**SOURCE MATERIAL**

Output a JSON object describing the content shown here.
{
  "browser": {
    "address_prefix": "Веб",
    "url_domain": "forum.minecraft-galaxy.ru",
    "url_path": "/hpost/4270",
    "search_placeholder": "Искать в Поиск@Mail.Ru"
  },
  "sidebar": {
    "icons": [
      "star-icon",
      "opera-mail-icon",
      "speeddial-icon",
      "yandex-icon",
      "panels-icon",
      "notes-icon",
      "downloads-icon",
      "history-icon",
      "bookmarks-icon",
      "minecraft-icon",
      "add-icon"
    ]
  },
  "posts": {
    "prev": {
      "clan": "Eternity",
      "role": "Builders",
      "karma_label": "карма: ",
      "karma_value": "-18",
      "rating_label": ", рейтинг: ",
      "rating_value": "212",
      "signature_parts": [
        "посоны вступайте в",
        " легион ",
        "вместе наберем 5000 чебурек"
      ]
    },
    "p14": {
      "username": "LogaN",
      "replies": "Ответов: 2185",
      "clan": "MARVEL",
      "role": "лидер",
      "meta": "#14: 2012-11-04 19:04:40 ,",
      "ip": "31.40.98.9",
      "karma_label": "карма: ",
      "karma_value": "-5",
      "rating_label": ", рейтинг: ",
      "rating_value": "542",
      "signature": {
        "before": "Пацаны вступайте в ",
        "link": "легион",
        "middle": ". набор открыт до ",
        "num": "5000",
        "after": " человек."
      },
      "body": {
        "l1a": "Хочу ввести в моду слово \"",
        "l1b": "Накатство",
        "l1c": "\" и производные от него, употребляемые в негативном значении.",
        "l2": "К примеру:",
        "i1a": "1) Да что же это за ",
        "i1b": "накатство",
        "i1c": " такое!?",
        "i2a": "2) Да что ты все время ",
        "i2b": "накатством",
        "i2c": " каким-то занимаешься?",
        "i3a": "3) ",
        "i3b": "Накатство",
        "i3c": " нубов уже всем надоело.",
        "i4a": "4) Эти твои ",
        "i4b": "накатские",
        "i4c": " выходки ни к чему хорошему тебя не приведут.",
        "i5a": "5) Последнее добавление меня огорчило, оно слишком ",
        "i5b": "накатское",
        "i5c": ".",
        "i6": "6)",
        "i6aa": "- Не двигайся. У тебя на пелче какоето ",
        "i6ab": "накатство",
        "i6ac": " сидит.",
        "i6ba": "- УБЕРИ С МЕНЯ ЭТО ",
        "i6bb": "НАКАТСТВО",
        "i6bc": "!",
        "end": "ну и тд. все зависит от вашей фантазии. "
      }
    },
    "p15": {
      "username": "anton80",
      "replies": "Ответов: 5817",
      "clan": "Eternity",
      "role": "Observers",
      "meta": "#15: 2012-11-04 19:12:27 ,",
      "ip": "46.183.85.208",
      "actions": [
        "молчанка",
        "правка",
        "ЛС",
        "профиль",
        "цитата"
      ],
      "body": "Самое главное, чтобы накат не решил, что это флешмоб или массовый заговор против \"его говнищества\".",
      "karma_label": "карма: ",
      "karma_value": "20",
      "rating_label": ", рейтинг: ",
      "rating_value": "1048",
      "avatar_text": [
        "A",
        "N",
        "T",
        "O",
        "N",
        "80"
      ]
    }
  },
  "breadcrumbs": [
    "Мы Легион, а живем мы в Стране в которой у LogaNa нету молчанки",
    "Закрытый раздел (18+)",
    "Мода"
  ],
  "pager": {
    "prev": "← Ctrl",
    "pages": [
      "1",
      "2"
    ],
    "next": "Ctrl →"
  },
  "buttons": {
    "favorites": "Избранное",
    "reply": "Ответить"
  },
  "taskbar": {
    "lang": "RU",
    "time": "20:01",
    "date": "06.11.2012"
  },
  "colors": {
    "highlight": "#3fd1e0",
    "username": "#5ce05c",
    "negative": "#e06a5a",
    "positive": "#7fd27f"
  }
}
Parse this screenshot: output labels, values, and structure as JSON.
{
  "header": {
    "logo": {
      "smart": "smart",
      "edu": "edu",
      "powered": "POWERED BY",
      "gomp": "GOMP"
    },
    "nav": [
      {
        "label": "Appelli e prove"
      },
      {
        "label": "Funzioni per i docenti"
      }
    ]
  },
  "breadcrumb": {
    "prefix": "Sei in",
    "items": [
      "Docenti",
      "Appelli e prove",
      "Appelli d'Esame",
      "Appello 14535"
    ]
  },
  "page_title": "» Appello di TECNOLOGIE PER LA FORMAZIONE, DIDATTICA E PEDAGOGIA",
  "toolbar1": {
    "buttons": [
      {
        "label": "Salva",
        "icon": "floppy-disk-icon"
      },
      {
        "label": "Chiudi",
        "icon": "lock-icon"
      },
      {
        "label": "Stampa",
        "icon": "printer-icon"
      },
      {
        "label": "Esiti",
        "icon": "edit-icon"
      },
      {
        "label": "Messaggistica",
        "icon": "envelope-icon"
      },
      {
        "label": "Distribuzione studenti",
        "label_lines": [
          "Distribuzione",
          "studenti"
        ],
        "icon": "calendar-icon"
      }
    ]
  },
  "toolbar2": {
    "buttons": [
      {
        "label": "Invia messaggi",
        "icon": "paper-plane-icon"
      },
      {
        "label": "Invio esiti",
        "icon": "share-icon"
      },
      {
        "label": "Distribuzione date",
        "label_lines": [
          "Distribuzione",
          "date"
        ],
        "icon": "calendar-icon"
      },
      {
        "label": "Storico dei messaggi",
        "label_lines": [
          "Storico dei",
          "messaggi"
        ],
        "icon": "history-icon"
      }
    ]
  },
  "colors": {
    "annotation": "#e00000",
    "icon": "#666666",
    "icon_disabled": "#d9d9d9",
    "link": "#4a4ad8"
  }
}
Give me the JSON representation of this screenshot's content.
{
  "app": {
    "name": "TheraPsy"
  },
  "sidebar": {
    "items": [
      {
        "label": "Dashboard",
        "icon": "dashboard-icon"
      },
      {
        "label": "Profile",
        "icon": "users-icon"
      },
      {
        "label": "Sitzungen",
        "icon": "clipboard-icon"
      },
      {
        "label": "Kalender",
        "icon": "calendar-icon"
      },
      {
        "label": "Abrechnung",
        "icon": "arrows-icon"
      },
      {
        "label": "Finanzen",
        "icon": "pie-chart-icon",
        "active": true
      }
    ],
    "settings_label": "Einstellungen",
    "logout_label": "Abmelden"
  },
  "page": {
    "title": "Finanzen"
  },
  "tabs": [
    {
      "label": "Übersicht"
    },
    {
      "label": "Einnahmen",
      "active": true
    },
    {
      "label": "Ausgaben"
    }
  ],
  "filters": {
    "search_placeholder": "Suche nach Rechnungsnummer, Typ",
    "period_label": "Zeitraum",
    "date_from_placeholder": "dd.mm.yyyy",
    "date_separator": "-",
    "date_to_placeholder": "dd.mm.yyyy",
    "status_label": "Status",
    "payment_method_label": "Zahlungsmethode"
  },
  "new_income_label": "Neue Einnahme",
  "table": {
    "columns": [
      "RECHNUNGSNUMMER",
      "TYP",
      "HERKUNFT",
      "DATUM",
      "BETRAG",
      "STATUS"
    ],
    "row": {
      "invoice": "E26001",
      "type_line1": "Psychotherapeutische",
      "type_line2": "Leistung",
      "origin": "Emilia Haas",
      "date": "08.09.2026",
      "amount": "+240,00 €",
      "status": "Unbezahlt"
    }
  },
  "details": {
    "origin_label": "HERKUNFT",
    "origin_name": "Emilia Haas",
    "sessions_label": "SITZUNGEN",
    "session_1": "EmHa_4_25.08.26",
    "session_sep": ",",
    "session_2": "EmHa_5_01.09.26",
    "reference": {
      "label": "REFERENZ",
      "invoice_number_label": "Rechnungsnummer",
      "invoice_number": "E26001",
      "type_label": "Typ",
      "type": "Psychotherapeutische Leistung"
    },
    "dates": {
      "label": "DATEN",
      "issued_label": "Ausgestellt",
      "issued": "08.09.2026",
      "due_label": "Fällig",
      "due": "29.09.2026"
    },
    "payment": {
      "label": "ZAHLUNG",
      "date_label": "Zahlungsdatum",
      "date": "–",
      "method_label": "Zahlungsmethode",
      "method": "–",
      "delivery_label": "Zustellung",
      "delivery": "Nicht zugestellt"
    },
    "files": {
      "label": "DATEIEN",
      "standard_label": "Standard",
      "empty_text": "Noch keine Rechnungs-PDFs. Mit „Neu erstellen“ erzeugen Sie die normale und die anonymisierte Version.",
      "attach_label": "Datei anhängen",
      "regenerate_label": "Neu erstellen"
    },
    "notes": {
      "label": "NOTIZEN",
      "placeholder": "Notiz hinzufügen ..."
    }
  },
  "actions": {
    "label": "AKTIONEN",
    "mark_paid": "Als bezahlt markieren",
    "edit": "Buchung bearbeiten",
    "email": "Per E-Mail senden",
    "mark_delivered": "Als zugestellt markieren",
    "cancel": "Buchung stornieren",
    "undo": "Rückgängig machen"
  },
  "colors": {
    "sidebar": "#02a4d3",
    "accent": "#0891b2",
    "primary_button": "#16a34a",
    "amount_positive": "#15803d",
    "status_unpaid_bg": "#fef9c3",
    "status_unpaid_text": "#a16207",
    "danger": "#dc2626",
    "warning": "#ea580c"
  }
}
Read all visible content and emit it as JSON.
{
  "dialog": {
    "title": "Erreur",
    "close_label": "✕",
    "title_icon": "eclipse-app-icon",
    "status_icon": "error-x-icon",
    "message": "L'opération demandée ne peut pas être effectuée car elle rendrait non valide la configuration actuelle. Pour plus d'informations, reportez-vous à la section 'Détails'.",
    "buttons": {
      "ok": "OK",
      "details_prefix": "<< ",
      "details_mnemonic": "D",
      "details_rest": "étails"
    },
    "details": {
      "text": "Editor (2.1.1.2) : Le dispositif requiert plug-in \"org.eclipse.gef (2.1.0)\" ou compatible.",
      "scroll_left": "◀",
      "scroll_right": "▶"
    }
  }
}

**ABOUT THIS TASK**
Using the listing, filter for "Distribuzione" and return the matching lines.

**ANSWER AREA**
        "label": "Distribuzione studenti",
          "Distribuzione",
        "label": "Distribuzione date",
          "Distribuzione",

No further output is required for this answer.